For some, engaging in manual best practices based on recorded data for part or all of the organization may be all that is needed to secure a profitable outcome. However, it’s critical that data is accurate. Initially, this data collection is highly dependent on the motivation and capabilities of the route drivers, warehouse clerks and supervisors. Understanding the strengths and weaknesses of the team will go a long way in the transition to a technology-driven operation. Encouraging an environment that rewards accurate recording and sets penalties for inaccurate recording of truck, warehouse and machine inventories will help establish a precedent for future processes.

Migrating to SKU-level management at the machine level can be challenging. Leveraging DEX is the ideal way to achieve this objective. The importance of ensuring that machines are configured at the selection level with accurate column or row capacities must be achieved in order to be successful.

“You want to make sure all the data is clean. That’s been the biggest obstacle … and that is the biggest time-consuming aspect of the whole process,” said Scott Meskin, president of Black Tie Services, who is in the process of converting 10 percent of his machines to telemetry.

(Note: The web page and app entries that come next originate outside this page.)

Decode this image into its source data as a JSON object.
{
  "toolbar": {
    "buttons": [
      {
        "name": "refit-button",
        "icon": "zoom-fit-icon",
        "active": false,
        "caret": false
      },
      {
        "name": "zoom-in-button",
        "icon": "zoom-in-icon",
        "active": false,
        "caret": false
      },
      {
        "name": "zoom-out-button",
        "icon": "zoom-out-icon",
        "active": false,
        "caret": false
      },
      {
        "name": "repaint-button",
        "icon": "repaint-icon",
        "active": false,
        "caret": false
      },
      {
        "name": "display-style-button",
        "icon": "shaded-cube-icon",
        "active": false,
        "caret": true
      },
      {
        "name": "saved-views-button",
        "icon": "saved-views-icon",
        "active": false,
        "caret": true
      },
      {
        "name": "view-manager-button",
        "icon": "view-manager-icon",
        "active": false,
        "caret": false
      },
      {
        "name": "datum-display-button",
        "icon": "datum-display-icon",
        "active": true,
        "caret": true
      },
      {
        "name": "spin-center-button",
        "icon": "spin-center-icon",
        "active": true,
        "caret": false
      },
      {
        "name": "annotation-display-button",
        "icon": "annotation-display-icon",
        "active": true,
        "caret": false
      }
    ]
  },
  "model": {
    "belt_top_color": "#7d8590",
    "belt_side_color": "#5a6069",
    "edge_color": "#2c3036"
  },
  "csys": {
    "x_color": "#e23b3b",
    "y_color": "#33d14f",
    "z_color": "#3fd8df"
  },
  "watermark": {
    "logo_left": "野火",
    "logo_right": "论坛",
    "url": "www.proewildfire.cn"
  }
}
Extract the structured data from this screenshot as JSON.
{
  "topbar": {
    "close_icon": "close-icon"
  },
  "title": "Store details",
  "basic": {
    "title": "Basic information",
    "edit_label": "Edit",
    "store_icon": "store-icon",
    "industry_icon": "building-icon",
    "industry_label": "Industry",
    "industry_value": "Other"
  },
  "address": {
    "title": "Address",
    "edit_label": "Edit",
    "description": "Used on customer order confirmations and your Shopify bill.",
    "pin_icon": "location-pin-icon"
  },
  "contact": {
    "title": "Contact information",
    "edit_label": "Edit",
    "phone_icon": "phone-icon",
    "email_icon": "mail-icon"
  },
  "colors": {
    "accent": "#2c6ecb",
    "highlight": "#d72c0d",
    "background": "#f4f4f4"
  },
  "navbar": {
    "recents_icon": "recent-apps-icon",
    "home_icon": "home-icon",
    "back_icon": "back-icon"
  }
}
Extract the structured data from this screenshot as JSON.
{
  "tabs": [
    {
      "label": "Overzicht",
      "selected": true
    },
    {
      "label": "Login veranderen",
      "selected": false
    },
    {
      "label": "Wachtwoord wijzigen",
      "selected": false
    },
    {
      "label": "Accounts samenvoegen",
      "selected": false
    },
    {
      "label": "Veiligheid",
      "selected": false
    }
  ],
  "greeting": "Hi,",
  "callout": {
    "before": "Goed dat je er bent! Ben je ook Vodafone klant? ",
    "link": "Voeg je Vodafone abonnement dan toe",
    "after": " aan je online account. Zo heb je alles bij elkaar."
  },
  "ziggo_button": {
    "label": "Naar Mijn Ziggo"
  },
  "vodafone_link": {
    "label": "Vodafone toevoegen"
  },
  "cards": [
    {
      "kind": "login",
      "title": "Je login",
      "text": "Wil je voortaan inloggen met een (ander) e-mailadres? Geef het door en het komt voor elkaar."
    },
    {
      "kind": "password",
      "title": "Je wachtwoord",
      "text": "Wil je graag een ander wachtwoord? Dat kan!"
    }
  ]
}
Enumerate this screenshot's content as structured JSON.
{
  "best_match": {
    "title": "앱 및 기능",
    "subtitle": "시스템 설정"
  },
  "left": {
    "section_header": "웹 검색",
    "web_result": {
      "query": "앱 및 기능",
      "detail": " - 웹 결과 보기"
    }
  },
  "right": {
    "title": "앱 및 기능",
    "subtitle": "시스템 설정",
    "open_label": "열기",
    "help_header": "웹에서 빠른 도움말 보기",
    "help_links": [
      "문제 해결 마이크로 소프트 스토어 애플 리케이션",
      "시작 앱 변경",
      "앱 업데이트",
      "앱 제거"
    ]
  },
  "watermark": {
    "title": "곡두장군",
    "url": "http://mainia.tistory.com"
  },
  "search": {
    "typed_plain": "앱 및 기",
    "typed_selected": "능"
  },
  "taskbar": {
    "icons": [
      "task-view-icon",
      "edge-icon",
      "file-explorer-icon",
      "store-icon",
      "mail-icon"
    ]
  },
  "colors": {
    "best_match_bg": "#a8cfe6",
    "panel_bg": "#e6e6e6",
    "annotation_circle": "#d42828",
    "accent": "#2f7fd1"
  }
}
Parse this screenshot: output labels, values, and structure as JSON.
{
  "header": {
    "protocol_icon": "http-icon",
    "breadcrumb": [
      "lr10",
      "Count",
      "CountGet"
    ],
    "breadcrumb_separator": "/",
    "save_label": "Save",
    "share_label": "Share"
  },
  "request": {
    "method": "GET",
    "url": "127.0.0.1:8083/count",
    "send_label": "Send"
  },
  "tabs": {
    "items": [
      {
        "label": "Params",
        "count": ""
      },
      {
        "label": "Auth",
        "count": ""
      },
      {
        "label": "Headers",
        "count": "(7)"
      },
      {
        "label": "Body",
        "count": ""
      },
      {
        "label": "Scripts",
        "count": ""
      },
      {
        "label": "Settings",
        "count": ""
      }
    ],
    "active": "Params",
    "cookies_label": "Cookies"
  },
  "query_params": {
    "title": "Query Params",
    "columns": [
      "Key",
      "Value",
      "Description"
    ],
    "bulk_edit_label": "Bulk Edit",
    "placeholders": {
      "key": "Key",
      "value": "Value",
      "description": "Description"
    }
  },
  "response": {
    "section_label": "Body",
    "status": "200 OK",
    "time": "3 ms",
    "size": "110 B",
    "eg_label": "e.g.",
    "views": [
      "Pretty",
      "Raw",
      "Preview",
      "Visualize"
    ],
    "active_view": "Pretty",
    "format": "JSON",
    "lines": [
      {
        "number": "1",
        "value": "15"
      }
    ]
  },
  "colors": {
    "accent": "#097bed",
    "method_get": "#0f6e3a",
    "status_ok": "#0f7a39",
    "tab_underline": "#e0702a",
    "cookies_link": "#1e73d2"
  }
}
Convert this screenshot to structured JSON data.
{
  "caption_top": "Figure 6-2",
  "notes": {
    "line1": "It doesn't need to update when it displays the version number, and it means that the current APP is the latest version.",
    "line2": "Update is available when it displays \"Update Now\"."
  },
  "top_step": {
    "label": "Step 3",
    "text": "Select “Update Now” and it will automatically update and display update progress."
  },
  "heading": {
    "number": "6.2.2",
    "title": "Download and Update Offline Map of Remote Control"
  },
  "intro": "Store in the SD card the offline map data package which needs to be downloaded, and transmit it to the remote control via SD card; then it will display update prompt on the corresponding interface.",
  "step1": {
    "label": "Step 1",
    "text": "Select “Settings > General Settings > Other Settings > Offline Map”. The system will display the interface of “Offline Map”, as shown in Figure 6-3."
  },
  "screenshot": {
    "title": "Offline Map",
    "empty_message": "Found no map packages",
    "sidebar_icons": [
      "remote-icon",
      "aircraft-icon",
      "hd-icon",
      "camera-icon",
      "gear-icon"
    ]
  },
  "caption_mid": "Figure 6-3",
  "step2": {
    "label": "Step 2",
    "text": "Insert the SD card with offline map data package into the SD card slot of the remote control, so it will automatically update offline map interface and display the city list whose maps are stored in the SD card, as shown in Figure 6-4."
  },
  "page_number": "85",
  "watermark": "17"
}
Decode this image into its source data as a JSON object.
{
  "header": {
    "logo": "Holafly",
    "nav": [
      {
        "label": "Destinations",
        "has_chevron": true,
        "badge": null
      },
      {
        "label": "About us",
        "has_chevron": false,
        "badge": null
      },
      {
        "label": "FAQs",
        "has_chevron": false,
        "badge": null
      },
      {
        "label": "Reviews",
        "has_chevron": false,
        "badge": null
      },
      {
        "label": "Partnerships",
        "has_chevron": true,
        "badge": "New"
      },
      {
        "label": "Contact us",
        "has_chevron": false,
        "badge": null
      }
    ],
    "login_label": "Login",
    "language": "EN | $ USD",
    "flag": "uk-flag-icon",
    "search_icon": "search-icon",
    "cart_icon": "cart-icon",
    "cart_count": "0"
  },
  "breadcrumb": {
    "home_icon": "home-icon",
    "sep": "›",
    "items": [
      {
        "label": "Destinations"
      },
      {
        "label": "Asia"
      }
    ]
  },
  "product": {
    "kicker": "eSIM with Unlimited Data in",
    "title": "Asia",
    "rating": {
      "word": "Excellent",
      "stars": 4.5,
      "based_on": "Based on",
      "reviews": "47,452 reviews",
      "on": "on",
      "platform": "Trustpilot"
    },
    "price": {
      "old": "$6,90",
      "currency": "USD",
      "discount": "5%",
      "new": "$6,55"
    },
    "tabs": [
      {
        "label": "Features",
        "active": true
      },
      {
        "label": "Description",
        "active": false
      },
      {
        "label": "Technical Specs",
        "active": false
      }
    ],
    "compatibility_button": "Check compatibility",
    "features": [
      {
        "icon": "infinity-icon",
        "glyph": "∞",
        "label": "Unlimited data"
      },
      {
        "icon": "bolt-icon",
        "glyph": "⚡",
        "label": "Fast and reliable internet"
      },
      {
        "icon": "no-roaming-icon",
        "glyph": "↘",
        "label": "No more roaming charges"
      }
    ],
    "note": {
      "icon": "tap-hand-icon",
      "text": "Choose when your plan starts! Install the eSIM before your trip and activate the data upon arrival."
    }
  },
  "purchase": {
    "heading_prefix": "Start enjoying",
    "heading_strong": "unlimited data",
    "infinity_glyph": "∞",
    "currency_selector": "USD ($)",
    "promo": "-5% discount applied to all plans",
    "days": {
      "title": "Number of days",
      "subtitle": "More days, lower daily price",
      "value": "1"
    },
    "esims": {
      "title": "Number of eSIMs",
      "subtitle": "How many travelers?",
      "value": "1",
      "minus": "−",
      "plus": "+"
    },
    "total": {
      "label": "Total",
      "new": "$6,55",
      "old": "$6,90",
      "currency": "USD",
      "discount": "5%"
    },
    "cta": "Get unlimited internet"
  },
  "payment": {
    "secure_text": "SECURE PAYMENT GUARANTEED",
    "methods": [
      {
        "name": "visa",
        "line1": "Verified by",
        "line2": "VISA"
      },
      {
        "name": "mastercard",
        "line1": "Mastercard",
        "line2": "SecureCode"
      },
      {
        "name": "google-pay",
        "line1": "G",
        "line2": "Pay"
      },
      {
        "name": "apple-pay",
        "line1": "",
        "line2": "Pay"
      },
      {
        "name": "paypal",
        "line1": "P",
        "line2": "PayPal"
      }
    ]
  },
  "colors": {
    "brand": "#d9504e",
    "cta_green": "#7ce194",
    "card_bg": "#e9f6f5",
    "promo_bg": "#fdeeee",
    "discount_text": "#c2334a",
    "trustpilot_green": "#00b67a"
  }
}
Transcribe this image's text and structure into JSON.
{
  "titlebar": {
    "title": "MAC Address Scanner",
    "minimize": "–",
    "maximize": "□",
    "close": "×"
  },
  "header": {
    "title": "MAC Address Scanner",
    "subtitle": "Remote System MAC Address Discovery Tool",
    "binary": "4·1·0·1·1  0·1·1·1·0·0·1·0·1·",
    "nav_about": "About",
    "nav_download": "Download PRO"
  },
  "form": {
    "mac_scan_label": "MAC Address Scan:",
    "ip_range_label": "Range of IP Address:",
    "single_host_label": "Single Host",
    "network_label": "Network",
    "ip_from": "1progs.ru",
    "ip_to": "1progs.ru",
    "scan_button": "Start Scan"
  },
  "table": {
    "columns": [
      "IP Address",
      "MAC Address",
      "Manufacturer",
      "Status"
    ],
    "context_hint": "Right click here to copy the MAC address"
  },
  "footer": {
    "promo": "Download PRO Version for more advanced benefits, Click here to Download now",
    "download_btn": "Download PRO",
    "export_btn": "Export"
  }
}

Although a significant process to secure clean data, once operators succeed, it’s possible to get accurate forecasts for route slips and avoid excess truck and warehouse inventory.

Phase 2: Data Collection Via DEX

The next progression in a technology implementation is to move into SKU-based product management and leverage DEX. While we talk about processes above, it is critical that the business move to SKU in the warehouse, the truck and the machine. Most operations manage warehouse and truck via SKU but not the machine. DEX helps them get control of the machine SKU data.

Automated data collection provides a wealth of information for basic tasks such as identifying route efficiencies, analyzing product sales, improving space to sales and managing over/short cash information.

Although most modern machines are built to be DEX-compatible, many machines in the field are not. It is important to inventory machines in the field to determine their readiness. A VMS supplier can assist with this. For example, MEI has a sheet that will describe the firmware needed for DEX or telemetry capability by machine make and model number. Key questions to resolve are: Does the machine have the right erasable programmable read only memory (EPROM)? Does the DEX port work? If it is an old machine, would an investment in a new machine be warranted? Some machines can be upgraded with the necessary boards, but those in low-volume areas may not warrant the cost. In this situation, it might be a good option to put non-DEXable machines in low-volume areas where monthly inventories are performed.

There are three additional phases to be explored on the road to implanting technology. To read those and how to get there, visit www.VendingMarketWatch.com/1101712 for Getting There From Here, Part 2: A Vendor’s Roadmap To Technology Implementation.

 

Doug Haddon is global director of technology solutions for MEI with 15 years of experience identifying and providing technology solutions for bottling, vending and OCS and specializing in operations software, telemetry and cashless. He can be reached at Doug.Haddon@meigroup.com.

Loading